- [WHAT YOU SHOULD DO]: Looking at the data below, state how many lines contain "title". No other words are wanted.

--

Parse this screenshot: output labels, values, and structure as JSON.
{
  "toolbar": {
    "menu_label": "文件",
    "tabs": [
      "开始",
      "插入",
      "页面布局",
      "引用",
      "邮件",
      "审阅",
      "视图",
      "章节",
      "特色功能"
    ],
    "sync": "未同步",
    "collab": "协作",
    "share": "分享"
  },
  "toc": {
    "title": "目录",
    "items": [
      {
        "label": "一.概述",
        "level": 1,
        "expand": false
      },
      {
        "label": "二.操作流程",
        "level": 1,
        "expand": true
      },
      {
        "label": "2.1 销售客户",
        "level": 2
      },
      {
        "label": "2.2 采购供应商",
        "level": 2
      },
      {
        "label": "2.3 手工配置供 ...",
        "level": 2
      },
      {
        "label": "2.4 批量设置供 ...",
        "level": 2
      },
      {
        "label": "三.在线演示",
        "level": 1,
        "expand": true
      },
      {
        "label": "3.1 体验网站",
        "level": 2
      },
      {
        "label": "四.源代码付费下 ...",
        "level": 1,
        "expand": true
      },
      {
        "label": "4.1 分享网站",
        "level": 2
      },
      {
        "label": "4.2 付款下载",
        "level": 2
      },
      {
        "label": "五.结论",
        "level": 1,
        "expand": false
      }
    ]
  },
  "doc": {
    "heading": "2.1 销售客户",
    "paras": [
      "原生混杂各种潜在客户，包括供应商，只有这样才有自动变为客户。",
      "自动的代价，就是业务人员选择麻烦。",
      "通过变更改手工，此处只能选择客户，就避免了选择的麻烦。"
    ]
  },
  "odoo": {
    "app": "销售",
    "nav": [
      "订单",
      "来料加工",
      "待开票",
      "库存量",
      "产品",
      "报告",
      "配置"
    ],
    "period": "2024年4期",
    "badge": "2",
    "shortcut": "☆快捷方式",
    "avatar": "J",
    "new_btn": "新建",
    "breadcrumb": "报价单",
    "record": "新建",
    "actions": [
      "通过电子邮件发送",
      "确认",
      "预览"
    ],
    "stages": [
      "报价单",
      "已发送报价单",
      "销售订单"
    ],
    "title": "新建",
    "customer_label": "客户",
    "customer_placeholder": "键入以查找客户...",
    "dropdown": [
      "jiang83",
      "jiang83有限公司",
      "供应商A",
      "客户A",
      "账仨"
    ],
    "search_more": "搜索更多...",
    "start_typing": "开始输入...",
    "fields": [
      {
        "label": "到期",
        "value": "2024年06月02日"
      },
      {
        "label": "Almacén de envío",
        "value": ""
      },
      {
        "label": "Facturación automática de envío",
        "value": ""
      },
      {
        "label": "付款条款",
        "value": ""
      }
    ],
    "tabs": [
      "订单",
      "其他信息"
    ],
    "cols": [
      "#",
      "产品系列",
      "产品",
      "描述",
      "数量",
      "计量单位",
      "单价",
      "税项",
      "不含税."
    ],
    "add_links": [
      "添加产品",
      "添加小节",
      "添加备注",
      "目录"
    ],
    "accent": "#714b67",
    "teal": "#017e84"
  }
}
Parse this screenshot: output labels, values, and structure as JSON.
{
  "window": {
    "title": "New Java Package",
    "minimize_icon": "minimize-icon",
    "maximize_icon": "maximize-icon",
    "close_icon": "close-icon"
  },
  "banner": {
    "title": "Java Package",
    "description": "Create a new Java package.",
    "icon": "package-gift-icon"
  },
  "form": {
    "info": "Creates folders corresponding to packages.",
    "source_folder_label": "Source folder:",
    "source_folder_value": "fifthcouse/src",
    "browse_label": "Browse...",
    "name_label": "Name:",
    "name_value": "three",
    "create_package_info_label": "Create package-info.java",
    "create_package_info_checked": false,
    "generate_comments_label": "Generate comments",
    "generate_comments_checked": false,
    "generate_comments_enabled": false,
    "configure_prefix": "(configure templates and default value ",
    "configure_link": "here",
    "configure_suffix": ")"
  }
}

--

- [EXERCISE RESULT]: 4